In 2017, Oakes received the Franc Ingraham metal for distinguished service and achievement from the pediatric section of the American Association of Neurological Surgeons. This acknowledgement is the highest recognition in the field and has only been awarded 12 times in the past 37 years.
“Dr. Oakes has demonstrated extraordinary excellence in clinical service, research and education during the 25 years I have worked with him,” said James Markert, M.D., MPH, chair of the UAB Department of Neurosurgery. “He is extremely deserving of this high honor.”
Oakes has been recognized by his peers nationally with nominations and appointments to leadership positions, including the Presidency of the American Society of Pediatric Neurosurgery, the Accreditation Council of Pediatric Neurosurgery Fellowships, and the Head of the Editorial Board of the Journal of Neurosurgery-Pediatrics.

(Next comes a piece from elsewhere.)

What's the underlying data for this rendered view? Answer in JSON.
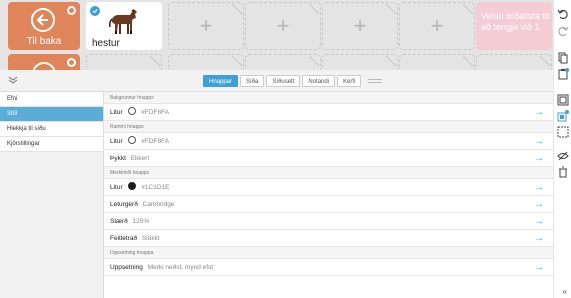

He is also a long-time member of the Children’s of Alabama Board of Trustees.
Oaks has been a mentor, leader and teacher to many residents and fellows during their training at UAB. According to Jeffrey Blount, M.D., director of the UAB Division of Pediatric Neurosurgery, more than 20 fellows and eight faculty members in pediatric neurosurgery sought training and practice experience under the Oakes paradigm.
The Department of Neurosurgery’s annual teaching award given by the neurosurgery residents carries Dr. Oakes’ name, as the inaugural recipient.
“Most of his trainees have gone on to become leaders in pediatric neurosurgery,” said Blount. “All have attained board certification in pediatric neurosurgery–the highest rate of any fellowship in North America–and there are 10 division heads or named chairs in pediatric neurosurgery amongst Dr. Oakes' trainees.”
Oakes has authored or co-authored more than 445 publications in medical literature, with seven additional manuscripts in press, and he is the lead editor of the definitive work on Chiari malformations, which is aptly titled “The Chiari Malformations.” This work is now in its second edition.
“He may be perhaps the single greatest contributor to our current concept of the neurosurgical care of patients with Chiari malformations,” said Markert. “However, he is not simply a clinical research scientist, but an accomplished clinician whose care has been sought by parents from across the country and overseas due to his acknowledged surgical expertise.”
Oakes will be presented with his distinguished professor resolution during a small reception in July.
"It was a privilege to help care for many brave children and their families with difficult and stressful medical problems,” said Oakes. “Children with serious illnesses are the true heroes of health care.”